── INFORMATION SUPPLIED

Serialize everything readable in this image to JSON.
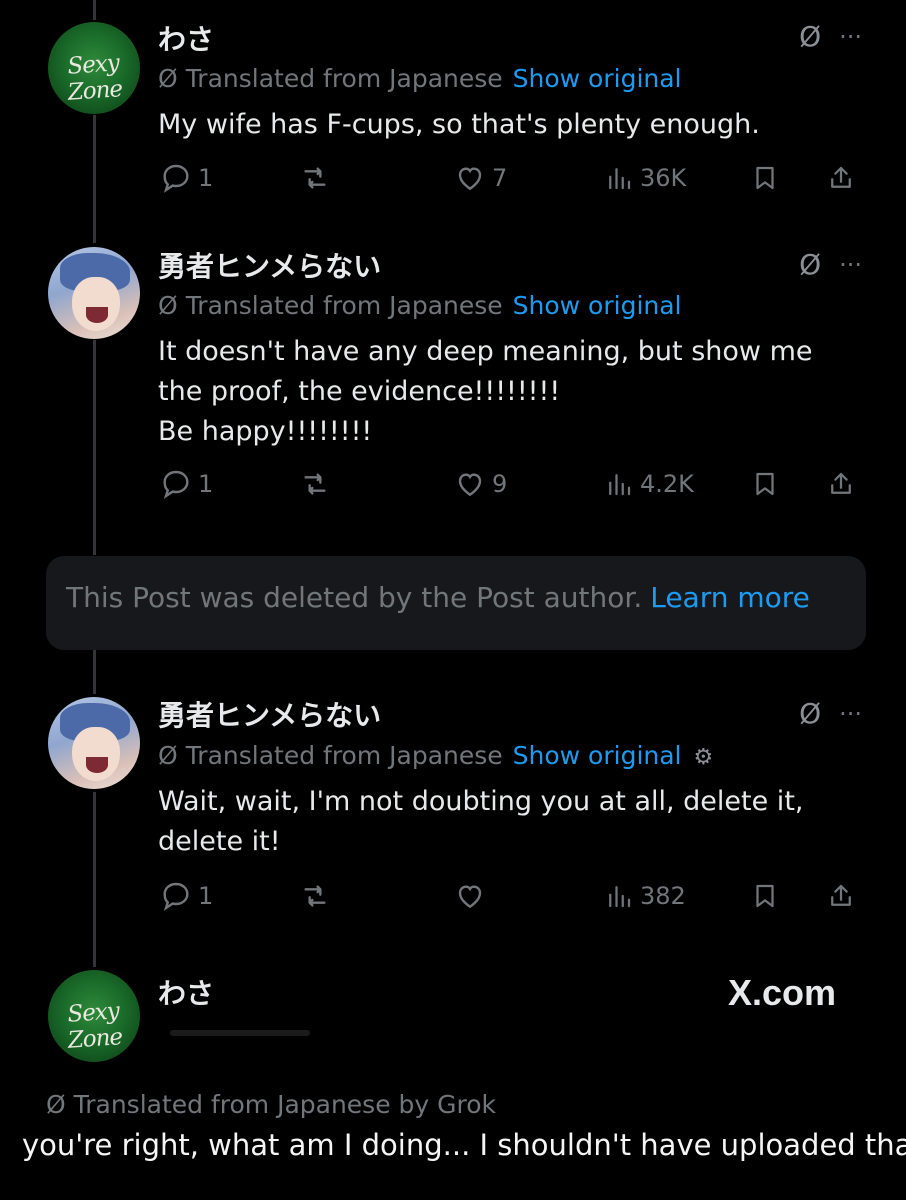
{
  "colors": {
    "background": "#000000",
    "text": "#e7e9ea",
    "muted": "#71767b",
    "link": "#1d9bf0"
  },
  "posts": [
    {
      "author": "わさ",
      "avatar_text": "Sexy Zone",
      "translated_label": "Translated from Japanese",
      "show_original": "Show original",
      "text": [
        "My wife has F-cups, so that's plenty enough."
      ],
      "metrics": {
        "replies": "1",
        "reposts": "",
        "likes": "7",
        "views": "36K"
      }
    },
    {
      "author": "勇者ヒンメらない",
      "translated_label": "Translated from Japanese",
      "show_original": "Show original",
      "text": [
        "It doesn't have any deep meaning, but show me",
        "the proof, the evidence!!!!!!!!",
        "Be happy!!!!!!!!"
      ],
      "metrics": {
        "replies": "1",
        "reposts": "",
        "likes": "9",
        "views": "4.2K"
      }
    },
    {
      "author": "勇者ヒンメらない",
      "translated_label": "Translated from Japanese",
      "show_original": "Show original",
      "text": [
        "Wait, wait, I'm not doubting you at all, delete it,",
        "delete it!"
      ],
      "metrics": {
        "replies": "1",
        "reposts": "",
        "likes": "",
        "views": "382"
      }
    },
    {
      "author": "わさ",
      "avatar_text": "Sexy Zone"
    }
  ],
  "deleted_notice": {
    "text": "This Post was deleted by the Post author.",
    "link": "Learn more"
  },
  "watermark": "X.com",
  "grok_translation": "Translated from Japanese by Grok",
  "caption": "you're right, what am I doing... I shouldn't have uploaded that",
  "icons": [
    "grok-icon",
    "more-icon",
    "reply-icon",
    "repost-icon",
    "like-icon",
    "views-icon",
    "bookmark-icon",
    "share-icon",
    "gear-icon"
  ]
}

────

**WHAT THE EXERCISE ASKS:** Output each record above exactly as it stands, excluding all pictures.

**WRITTEN SOLUTION:**
Serialize everything readable in this image to JSON.
{
  "colors": {
    "background": "#000000",
    "text": "#e7e9ea",
    "muted": "#71767b",
    "link": "#1d9bf0"
  },
  "posts": [
    {
      "author": "わさ",
      "avatar_text": "Sexy Zone",
      "translated_label": "Translated from Japanese",
      "show_original": "Show original",
      "text": [
        "My wife has F-cups, so that's plenty enough."
      ],
      "metrics": {
        "replies": "1",
        "reposts": "",
        "likes": "7",
        "views": "36K"
      }
    },
    {
      "author": "勇者ヒンメらない",
      "translated_label": "Translated from Japanese",
      "show_original": "Show original",
      "text": [
        "It doesn't have any deep meaning, but show me",
        "the proof, the evidence!!!!!!!!",
        "Be happy!!!!!!!!"
      ],
      "metrics": {
        "replies": "1",
        "reposts": "",
        "likes": "9",
        "views": "4.2K"
      }
    },
    {
      "author": "勇者ヒンメらない",
      "translated_label": "Translated from Japanese",
      "show_original": "Show original",
      "text": [
        "Wait, wait, I'm not doubting you at all, delete it,",
        "delete it!"
      ],
      "metrics": {
        "replies": "1",
        "reposts": "",
        "likes": "",
        "views": "382"
      }
    },
    {
      "author": "わさ",
      "avatar_text": "Sexy Zone"
    }
  ],
  "deleted_notice": {
    "text": "This Post was deleted by the Post author.",
    "link": "Learn more"
  },
  "watermark": "X.com",
  "grok_translation": "Translated from Japanese by Grok",
  "caption": "you're right, what am I doing... I shouldn't have uploaded that",
  "icons": [
    "grok-icon",
    "more-icon",
    "reply-icon",
    "repost-icon",
    "like-icon",
    "views-icon",
    "bookmark-icon",
    "share-icon",
    "gear-icon"
  ]
}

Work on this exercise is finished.